A bridge has always been the sign of collaboration and partnership, and today those two words were spoken many times at a ribbon-cutting ceremony for the new pedestrian bridge on Wards Road.
The 104-foot bridge, completed last month, spans from Panera Bread to Sam’s Club, and was a joint project with the City of Lynchburg and Liberty University.
Lynchburg Mayor Joan Foster kicked off the ceremony, attended by Liberty Chancellor Jerry Falwell, Jr., members of Lynchburg City Council, business representatives, architects, construction crews and planners involved in the project, by asking for a moment of silence for Liberty student Hannah Williams who was killed in a tragic accident on a train trestle Nov. 17. Her funeral is today in Sanford, N.C.
Foster said students’ safety was the main motivation for the bridge project. In a study conducted by the city, she said 700 Liberty University students crossed the roadway in one day.
“We are extremely pleased that they will be much safer than before. It was just the right thing to do,” Foster said. “ … The pedestrian bridge is tangible evidence of the benefits of collaboration, of private/public partnerships. … Together we were able to find a workable solution for this extremely busy part of the city, in a cost-effective manner.”

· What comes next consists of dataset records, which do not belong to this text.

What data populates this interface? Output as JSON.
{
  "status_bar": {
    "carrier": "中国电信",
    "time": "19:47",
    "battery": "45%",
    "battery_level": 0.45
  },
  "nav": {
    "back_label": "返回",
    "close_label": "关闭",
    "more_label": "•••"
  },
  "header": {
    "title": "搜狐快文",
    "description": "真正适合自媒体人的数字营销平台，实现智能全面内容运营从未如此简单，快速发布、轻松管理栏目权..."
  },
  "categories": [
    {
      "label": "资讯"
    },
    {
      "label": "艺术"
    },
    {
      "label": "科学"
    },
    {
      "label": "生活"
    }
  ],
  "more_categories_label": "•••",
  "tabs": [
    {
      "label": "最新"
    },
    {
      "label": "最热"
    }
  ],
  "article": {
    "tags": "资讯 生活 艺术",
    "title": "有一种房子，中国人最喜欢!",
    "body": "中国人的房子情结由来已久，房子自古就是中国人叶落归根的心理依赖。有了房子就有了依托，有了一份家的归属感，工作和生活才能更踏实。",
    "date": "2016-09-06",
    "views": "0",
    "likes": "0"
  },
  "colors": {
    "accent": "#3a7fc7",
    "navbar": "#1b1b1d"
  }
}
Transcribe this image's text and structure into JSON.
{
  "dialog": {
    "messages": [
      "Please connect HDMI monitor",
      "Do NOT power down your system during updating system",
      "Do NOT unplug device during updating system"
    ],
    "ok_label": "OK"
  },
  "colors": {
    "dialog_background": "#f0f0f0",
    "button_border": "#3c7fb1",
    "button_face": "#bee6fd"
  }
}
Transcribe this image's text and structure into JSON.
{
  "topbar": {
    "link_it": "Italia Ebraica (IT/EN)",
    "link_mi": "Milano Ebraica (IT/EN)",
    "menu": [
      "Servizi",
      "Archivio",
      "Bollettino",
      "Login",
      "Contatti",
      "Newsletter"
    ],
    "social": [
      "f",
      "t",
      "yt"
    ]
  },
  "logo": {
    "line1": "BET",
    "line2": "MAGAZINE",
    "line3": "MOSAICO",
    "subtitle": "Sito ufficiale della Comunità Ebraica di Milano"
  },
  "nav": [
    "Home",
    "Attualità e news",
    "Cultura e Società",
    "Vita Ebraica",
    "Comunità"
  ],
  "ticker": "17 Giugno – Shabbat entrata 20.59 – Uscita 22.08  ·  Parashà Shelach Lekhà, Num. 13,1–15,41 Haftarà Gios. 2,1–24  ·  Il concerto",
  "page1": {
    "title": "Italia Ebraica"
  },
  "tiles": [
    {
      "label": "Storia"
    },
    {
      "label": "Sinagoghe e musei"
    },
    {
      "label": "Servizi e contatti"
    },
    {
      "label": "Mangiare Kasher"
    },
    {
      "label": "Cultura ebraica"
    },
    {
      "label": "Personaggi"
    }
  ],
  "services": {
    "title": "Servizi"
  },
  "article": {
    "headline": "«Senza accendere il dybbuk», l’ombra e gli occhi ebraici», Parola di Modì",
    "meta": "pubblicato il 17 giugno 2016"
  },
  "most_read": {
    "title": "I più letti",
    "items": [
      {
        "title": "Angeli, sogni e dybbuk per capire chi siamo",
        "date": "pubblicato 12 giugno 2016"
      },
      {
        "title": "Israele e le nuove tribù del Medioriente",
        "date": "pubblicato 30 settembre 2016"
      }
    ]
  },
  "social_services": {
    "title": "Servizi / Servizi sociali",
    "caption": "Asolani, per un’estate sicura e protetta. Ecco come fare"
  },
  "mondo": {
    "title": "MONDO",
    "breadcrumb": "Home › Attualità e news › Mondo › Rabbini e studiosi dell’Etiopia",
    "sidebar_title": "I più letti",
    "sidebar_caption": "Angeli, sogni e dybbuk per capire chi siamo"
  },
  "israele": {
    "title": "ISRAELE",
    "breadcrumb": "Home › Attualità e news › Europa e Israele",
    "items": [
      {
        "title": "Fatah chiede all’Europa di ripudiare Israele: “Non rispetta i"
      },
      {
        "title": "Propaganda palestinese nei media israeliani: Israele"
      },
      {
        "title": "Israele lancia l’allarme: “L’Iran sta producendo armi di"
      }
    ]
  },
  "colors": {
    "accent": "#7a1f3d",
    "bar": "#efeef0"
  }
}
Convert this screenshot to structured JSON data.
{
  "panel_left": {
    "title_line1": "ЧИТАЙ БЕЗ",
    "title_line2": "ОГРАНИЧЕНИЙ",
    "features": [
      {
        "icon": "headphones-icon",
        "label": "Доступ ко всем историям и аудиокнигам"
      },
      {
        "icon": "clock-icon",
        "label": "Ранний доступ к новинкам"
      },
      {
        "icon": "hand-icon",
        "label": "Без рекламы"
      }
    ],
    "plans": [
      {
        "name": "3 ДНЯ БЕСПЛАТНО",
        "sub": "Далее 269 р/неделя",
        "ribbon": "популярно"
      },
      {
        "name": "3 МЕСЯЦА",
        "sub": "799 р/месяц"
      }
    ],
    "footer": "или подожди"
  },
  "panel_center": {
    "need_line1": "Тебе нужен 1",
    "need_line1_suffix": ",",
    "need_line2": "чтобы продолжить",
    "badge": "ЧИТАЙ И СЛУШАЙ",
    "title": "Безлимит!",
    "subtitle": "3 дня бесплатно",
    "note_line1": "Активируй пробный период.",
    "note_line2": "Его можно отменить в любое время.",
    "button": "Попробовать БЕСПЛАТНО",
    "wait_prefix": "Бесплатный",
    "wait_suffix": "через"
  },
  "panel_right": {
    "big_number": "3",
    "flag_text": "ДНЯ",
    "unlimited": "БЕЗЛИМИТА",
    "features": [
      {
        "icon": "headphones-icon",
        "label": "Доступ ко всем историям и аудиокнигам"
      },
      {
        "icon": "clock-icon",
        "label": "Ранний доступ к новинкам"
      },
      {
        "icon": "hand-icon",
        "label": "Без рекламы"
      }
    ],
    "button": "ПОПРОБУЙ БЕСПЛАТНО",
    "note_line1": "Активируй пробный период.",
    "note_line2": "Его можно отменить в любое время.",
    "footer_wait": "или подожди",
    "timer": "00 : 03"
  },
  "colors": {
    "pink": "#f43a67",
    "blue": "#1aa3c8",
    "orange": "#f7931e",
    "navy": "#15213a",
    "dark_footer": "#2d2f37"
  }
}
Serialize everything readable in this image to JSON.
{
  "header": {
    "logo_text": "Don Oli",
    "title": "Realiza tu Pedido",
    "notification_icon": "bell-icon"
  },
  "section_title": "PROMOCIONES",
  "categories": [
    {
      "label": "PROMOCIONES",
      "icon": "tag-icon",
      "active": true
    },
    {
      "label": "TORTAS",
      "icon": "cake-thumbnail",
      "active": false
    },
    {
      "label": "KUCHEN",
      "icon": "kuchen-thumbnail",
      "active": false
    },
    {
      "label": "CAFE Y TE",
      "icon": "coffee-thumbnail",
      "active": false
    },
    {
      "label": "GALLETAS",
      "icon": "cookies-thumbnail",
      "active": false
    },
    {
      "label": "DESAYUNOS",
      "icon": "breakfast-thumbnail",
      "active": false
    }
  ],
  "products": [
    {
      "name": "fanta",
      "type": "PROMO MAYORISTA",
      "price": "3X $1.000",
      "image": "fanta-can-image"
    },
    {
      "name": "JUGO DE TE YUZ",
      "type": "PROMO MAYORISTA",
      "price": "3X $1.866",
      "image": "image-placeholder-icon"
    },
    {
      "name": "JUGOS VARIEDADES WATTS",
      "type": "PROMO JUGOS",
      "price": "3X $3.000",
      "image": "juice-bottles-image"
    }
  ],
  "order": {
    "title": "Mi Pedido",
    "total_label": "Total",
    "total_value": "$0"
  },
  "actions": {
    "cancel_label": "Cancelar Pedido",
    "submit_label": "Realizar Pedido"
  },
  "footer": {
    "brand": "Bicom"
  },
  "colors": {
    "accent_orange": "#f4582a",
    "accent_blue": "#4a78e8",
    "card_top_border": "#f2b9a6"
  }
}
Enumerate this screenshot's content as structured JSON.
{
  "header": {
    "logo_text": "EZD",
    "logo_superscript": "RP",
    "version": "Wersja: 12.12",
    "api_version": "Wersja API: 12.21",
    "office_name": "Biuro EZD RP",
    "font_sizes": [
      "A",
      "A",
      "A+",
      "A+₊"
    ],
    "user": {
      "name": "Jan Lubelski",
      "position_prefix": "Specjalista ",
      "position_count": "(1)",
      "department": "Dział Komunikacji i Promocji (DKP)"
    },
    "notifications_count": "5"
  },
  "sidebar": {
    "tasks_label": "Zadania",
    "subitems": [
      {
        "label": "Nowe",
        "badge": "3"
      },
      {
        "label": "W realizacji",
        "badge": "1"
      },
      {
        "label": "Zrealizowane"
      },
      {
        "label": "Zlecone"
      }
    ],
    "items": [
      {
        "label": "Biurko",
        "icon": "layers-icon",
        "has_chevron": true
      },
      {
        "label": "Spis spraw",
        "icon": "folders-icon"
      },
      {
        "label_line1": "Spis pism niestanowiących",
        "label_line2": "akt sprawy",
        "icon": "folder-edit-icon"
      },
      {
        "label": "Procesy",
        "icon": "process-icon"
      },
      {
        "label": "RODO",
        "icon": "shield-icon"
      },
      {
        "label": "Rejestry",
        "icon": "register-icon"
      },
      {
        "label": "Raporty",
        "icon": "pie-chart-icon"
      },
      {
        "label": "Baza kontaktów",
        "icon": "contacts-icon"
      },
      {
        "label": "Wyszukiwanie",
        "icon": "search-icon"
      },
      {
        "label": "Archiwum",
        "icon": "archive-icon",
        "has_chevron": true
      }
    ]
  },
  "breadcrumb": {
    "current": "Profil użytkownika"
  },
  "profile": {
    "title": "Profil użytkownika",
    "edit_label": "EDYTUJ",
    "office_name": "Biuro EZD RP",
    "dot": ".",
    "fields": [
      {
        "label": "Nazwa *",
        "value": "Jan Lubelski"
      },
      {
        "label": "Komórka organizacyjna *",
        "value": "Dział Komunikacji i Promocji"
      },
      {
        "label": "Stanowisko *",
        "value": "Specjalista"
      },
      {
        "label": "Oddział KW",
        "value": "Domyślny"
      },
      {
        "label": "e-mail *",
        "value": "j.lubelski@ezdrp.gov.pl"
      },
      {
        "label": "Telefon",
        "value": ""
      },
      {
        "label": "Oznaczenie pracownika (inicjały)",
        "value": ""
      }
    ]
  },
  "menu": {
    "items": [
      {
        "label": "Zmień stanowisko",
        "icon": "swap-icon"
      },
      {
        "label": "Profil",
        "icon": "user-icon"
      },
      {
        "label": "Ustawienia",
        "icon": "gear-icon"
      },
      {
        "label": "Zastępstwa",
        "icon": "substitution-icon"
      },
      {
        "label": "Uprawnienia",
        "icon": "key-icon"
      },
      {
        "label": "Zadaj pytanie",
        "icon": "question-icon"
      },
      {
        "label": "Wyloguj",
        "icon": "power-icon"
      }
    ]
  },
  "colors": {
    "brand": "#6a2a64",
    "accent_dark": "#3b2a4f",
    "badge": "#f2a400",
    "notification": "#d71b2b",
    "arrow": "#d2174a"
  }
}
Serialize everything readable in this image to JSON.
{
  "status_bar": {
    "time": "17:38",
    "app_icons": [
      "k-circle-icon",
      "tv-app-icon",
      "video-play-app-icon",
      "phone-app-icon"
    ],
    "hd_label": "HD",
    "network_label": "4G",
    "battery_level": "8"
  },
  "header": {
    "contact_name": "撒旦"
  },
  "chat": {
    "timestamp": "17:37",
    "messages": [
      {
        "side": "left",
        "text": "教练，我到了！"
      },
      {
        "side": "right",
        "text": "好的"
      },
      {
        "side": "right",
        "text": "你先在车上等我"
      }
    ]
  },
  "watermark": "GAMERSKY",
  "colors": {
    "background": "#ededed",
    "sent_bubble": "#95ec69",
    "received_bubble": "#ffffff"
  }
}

Chancellor Jerry Falwell, Jr. thanked all the parties involved for creating an effective solution to a major problem.
“I think it’s a real testament to our city that it would take measures like this to keep students safe, to keep the general public safe. … We are honored to have this partnership with the city,” he said.
He thanked city officials for “finding the money in tough budget times to make this bridge a reality.”
The city has funded $1.35 million of the estimated $1.5 million project, with Liberty paying the rest and offering the full services of its Planning and Construction Department, which has been involved from its conception to completion.
Liberty has taken more steps to ensure students have safer and easier access to Wards Road businesses. A new pedestrian tunnel is currently under construction under the railroad behind the Vines Center. It empties out just behind the new pedestrian bridge on the Panera Bread side. Falwell said that project “would not have been effective without this bridge.”
Lynchburg City Council approved the pedestrian bridge project in May and construction began in July. The bridge was completed last month.
While the city owns the bridge and will pay for capital repairs, Liberty has responsibility for day-to-day minor maintenance.
The bridge is 8 feet wide, a comfortable distance for two-way foot traffic. It has an elevator and is fully handicapped accessible. It can also accommodate bicycles.
Many Liberty University students are excited about the new pedestrian bridge over Wards Road, which opened last month and was formally dedicated today, but sophomore Tim Woods appreciates the safer walkway more than most.
Woods has a visual handicap called nystagmus blockage syndrome, which prevents his eyes from judging distance or focusing on moving objects, especially when those objects – like cars– are moving at high speeds.
He lives on campus and said he has crossed the busy intersection whenever he needs groceries from Walmart.
“You have to stand there and wait and then run like crazy … then it’s even worse coming back because you have your arms full of everything you bought,” Woods said.
Since Woods is unable to drive due to his condition, the new bridge will make it easy for him to get to stores and restaurants on the other side of the intersection -- and it will give his parents, Rich and Linda Woods, peace of mind.
“He would tell us about making that mad dash across Wards Road where there’s no crosswalks, and with his visual handicap that scared the tar out of me,” said Rich Woods, Tim’s father. “I was concerned about basic safety, not just for my student, but for other students.”
Tim’s parents voiced their concerns to Liberty’s Parent and Family Connections Office. They were pleasantly surprised this summer when they read an article on Liberty’s website announcing the bridge’s construction, and took time to thank Liberty staff for taking on the project.
“It shocked me that a school as large as Liberty cares enough to think about that. I really appreciate the way the school isn’t just there to teach the kids -- it’s there to train them not to be just good Christians but to be good citizens, and this is one of the ways,” Rich Woods said.
Tim Woods said since the bridge is now open he plans to make trips to the other side of Wards Road more often.
“I can get more things and I’ll be able to get across more easily and at a leisurely pace,” he said. “I think it’s a great thing and it will be helpful … they care that some students don’t have cars or are unable to drive, so they’re providing alternate means of getting across busy streets.”